I remember my first Lake Party experience. Instructions on the invitation: “Bring something to grill and something to share.” When we arrived, I nervously looked around at the crowd and realized I only knew three people – my companion, my friend the host, and her mom. Not really a “Party Person” by nature, I mentioned that we couldn’t stay long, because, “We have lots to do this weekend.” We stayed until after dark.
The Lake Party is informal. Guests, young and old, from nearby or far across the world, show up each year. Most years, the food is fabulous. Occasionally, everyone brings the same thing, but it actually doesn’t matter.
Did I mention, there are boats? Some years, I’ve arrived to find nearly everyone out on the water. Over time, this gathering has provided opportunities to go out on sailboats, motorboats, non-motorized crafts, and all sorts of “floaties” and whatnot.
For many years, the Lake Party was held at my friend’s parent’s very old Scandinavian-style lakefront cabin on Lake Sammamish. It had been in their family for a very long time – providing a second home to their family, extended family, and many friends. It was heated by a woodstove. Indoor plumbing and electricity had been added as an afterthought. In its day, it wasn’t necessarily secluded, but it was off the main road down a long gravel/dirt driveway. Even when I first came on the scene, you could walk out the door and pick wild blackberries.
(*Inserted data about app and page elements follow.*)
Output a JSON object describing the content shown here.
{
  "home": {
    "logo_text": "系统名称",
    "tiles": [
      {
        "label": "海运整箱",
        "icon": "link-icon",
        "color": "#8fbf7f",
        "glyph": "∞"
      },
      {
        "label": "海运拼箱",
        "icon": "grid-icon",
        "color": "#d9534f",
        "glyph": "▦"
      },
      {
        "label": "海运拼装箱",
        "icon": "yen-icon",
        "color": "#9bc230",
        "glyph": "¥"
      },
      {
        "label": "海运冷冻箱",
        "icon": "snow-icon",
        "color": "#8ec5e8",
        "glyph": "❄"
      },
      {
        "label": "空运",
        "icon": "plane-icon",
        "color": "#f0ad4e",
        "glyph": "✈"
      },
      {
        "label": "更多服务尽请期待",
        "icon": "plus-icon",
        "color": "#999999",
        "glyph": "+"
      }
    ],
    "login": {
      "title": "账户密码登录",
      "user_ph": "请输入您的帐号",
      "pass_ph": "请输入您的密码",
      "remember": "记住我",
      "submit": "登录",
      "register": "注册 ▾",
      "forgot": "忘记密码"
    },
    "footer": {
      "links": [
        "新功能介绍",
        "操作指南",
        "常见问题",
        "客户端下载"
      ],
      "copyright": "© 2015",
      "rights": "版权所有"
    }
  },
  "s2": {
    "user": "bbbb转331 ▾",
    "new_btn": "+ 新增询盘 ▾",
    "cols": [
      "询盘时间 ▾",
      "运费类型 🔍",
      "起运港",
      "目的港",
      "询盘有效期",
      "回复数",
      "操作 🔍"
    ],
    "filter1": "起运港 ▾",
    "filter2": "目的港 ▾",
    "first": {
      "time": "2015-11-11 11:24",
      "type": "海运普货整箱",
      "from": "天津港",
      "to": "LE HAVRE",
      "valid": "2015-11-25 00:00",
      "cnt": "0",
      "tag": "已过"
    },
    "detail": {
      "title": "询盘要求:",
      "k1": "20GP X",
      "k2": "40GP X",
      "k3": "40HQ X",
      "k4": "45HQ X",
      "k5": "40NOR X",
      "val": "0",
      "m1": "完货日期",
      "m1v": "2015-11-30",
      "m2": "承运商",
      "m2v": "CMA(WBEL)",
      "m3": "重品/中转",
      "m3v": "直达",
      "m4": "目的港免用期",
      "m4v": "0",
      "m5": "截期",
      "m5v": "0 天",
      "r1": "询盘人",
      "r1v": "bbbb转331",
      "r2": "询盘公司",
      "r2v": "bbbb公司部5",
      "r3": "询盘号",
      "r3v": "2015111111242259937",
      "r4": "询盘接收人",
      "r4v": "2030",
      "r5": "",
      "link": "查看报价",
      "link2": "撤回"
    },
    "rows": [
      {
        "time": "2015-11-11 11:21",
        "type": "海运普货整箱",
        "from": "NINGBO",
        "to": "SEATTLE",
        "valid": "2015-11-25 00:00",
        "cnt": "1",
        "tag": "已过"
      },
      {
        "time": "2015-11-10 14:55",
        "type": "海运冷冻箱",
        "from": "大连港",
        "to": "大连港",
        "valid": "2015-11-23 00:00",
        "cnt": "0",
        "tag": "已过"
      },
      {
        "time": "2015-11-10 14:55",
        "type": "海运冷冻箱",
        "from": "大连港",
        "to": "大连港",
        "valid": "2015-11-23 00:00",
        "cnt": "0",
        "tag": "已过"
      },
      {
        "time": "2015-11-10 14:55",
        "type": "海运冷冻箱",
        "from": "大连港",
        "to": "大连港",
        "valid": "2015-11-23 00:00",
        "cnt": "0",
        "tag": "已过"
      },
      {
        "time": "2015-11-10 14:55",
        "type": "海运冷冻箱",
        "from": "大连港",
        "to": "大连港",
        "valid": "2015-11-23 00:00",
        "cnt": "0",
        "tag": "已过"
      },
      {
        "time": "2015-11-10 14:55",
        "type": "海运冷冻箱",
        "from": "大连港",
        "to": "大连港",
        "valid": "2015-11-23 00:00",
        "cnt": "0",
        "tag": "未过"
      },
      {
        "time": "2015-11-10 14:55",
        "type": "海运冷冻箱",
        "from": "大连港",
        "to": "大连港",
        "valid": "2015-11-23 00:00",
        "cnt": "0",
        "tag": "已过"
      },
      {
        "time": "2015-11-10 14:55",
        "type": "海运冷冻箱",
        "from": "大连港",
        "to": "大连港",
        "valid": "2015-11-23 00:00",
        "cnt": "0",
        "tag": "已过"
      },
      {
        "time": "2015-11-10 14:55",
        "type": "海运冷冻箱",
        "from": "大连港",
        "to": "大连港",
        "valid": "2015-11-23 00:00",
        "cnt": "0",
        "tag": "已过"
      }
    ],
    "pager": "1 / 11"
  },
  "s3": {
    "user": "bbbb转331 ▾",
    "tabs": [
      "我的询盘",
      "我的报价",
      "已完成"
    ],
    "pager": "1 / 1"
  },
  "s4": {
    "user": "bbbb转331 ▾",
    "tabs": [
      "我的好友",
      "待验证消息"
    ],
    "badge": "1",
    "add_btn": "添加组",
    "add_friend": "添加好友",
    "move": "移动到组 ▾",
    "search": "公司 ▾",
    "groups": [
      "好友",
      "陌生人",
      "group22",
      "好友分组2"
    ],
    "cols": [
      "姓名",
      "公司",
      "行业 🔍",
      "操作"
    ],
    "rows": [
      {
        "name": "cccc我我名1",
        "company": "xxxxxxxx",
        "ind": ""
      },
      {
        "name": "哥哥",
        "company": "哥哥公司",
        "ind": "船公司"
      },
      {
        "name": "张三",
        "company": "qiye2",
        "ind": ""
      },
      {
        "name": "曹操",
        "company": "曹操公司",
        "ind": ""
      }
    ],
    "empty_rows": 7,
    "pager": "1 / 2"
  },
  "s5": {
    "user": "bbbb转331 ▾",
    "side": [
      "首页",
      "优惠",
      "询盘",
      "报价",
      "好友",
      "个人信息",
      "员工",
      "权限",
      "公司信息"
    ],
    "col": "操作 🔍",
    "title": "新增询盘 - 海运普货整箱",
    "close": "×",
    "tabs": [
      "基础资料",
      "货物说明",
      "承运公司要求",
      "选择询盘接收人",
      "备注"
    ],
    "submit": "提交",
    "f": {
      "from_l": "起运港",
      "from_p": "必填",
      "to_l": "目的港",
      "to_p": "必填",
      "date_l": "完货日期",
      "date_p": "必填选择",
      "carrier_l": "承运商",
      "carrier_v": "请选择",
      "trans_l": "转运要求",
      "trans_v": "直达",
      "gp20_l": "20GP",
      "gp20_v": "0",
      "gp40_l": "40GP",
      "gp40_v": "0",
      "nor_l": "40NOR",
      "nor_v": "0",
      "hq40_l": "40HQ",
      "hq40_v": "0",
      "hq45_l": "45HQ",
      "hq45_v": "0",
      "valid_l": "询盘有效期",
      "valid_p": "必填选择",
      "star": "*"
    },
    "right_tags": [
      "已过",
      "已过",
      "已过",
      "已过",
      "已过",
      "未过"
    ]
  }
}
Around the time this annual Lake Party tradition began, the mid-to-late ‘90’s, the tech industry was booming just a few miles away (in fact, several of us worked there). Real estate development, gradually, then rapidly, approached and then encroached. The quaint, one-story, rustic wooden cabin with the wrap-around deck and huge picture windows that faced the lake just a few feet away, ended up surrounded, shaded and dwarfed by large upscale homes, some with their own helicopter landing pads.
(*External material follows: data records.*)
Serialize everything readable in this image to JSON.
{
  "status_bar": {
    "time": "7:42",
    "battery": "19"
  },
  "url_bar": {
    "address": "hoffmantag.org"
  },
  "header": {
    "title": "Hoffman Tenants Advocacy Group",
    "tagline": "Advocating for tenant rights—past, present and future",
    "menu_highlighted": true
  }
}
About 10 years in, my friend’s parents reluctantly sold the cabin. Fortunately, the Lake Party had become an annual tradition by then; so it was reinvented the following year in a park on another of our local lakes. It’s not the same, but the venue has character and potential.
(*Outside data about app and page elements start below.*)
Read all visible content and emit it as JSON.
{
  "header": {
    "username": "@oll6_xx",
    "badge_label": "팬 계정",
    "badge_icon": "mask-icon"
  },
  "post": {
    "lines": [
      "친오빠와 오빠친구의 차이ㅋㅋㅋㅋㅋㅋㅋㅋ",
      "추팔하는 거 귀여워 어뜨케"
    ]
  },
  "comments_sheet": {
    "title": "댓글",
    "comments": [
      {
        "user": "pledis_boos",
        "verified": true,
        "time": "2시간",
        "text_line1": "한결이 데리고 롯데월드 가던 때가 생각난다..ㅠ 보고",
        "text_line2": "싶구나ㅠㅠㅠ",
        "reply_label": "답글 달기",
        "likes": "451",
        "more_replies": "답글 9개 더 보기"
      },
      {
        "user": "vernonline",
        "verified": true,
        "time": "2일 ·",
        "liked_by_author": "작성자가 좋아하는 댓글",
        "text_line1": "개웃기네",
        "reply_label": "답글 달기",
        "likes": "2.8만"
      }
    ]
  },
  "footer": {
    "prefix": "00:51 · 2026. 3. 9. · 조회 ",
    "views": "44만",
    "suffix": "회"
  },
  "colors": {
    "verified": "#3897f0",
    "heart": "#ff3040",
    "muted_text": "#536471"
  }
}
One year, perhaps the final year at the cabin, the group gathered on the rather small dock before sunset to pose for a group photo. I remember that we waited there for some of the latecomers to finish cooking or eating, so that they could be included. It was a gorgeous day, so I certainly didn’t mind hanging out the dock with friends. Eventually, the hold-outs joined the rest of us on the dock and we stood up to pose for the group photo.
No, it wasn’t screaming from the photo-adverse, (although I’ve seen that happen), or the photographer, (fortunately, they generally have some restraint).
Someone, or maybe all of us simultaneously, had noticed some party crashers on the dock. Dock spiders! Multitudes of dock spiders were coming up through the cracks, looking for higher ground. They soon were climbing our bare legs. Most of us were in bathing suits, shorts or sundresses – so we felt vulnerable.
None of us had noticed that the dock had been gradually sinking with the additional weight of each member of our group. We had unintentionally submerged the spiders’ homes/habitat, obviously causing them immense distress.
We might have been more distressed than the spiders, however. For the record, most of the humans sprinted for the shore, did an “Elaine from Seinfeld” dance, or jumped off the dock. The spiders seemed rather agile and resourceful, not to mention more formidable, in comparison.
Dock spiders? I haven’t thought about dock spiders in a very long time, but this year’s Lake Party and last week’s blog post both brought me right back to that surprising and very vivid moment on that dock.
However, my main takeaway from this wonderful 18-year tradition of gatherings, is actually NOT about dock spiders or even boats. It’s really about the importance of taking time to relax, enjoy, make friends or reconnect with friends and family. I’m so glad now that my younger self didn’t flee the first Lake Party after the first few minutes because it felt awkward. My advice to you or my younger self would be: get out there!